Longevity unlikely to have aided early modern humans

Life expectancy was probably the same for early modern and late archaic humans and did not factor in the extinction of Neandertals, suggests a new study by a Washington University in St. Louis anthropologist.

Rendering of an early modern human skull.

Erik Trinkaus, PhD, the Mary Tileston Hemenway Professor and professor of physical anthropology in Arts & Sciences, examined the fossil record to assess adult mortality for both groups, which co-existed in different regions for roughly 150,000 years. Trinkaus found that the proportions of adults aged 20-40 versus adults older than 40 were about the same for early modern humans and Neandertals.

This similar age distribution, Trinkaus says, reflects similar patterns of adult mortality and treatment of the elderly in the context of highly mobile hunting-and-gathering human populations.

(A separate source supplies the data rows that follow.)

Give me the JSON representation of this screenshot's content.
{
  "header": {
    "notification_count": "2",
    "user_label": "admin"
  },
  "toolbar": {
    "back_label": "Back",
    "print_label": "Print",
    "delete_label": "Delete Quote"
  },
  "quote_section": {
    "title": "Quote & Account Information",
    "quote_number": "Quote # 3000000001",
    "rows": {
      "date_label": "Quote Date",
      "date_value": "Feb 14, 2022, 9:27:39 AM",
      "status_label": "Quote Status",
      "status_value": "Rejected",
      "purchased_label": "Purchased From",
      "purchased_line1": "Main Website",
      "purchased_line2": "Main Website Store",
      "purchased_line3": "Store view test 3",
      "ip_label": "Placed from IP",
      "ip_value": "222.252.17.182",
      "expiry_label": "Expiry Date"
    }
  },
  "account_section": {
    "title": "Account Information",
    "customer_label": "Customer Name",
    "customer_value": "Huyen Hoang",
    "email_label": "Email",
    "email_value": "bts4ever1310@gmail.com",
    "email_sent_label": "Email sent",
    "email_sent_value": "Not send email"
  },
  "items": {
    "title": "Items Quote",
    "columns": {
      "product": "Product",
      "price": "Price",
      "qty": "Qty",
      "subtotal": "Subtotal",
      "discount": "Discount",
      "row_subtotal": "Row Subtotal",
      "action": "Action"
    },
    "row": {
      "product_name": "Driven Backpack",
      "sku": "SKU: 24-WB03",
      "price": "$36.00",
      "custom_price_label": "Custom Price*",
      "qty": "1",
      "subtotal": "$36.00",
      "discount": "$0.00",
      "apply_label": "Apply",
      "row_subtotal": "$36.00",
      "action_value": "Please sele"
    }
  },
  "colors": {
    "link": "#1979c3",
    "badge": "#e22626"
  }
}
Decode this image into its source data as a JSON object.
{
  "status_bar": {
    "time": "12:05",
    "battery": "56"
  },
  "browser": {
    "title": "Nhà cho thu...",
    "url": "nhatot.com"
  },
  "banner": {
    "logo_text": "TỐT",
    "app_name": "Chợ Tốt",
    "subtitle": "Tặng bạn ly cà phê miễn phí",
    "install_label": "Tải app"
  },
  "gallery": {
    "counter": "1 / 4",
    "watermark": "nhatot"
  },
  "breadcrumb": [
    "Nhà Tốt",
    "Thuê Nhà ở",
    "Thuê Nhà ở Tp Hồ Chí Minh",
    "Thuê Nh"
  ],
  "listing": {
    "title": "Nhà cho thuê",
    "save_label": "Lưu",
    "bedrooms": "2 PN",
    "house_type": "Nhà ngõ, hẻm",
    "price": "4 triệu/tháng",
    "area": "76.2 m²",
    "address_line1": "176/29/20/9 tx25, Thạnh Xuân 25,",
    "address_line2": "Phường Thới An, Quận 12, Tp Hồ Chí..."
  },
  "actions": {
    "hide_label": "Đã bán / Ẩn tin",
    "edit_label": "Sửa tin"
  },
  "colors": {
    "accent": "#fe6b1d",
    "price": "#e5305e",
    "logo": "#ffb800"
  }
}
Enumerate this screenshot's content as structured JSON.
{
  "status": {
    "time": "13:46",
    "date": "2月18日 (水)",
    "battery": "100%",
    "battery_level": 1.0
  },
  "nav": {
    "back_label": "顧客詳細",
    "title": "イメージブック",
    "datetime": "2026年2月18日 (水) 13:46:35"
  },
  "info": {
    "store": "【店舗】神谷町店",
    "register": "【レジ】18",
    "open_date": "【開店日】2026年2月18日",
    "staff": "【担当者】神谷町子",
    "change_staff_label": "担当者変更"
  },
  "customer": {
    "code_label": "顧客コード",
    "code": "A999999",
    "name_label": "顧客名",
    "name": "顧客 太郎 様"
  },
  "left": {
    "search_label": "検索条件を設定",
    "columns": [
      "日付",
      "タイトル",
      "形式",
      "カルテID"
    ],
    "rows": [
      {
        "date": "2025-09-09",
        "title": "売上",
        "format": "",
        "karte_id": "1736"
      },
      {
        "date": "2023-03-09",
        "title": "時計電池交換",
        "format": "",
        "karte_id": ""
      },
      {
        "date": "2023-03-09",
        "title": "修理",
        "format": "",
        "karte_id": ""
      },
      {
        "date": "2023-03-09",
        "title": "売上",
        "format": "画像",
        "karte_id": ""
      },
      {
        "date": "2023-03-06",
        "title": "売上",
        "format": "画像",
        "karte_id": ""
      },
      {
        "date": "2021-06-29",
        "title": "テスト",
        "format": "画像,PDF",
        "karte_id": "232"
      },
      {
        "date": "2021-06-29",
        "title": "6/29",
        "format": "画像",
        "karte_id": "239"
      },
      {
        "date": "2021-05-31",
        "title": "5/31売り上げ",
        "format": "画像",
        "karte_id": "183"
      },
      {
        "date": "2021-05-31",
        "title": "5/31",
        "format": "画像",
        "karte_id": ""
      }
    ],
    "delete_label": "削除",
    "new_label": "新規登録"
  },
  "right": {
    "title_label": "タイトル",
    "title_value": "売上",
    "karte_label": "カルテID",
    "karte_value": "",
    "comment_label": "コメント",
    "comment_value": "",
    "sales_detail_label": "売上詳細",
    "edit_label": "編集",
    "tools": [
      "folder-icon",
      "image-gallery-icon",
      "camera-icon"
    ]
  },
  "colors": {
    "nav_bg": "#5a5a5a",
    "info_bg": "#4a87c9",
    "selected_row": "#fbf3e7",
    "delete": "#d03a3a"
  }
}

The study, “Late Pleistocene Adult Mortality Patterns and Modern Human Establishment,” was published electronically the week of Jan. 10 in the Proceedings of the National Academy of Sciences.

Older individuals are rarely found among the remains of late archaic humans, which has prompted some researchers to propose that Neandertals had an inherently shorter life expectancy, contributing to their demise.

However, if early modern humans did have a demographic advantage, Trinkaus argues, it was more likely due to high fertility rates and lower infant mortality.

“If indeed there was a demographic advantage for early modern humans — at least during transitional phases of Late Pleistocene human evolution — it must have been the result of increased fertility and/or reduced immature mortality,” Trinkaus writes. “Neither adult longevity nor proposed modest shifts in developmental rates are likely to have played a role in this demographic transition.”